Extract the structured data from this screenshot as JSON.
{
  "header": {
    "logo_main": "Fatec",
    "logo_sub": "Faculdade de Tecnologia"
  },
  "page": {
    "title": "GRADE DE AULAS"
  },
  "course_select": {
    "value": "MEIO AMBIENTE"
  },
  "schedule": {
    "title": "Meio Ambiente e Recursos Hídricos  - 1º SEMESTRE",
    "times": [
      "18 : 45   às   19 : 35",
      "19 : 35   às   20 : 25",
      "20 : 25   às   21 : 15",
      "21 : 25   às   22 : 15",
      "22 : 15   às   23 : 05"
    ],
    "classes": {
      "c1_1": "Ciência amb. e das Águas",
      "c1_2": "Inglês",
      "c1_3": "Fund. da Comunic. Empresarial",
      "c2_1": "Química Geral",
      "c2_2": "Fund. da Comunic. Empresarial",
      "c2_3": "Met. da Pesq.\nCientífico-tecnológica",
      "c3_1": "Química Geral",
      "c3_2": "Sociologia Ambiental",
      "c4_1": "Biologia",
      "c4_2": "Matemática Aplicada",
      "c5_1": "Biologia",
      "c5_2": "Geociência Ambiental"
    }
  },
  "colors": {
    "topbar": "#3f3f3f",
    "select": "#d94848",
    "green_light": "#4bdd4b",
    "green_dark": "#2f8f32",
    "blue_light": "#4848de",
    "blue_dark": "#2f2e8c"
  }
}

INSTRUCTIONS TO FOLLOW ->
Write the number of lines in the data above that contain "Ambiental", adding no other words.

YOUR RESPONSE ->
2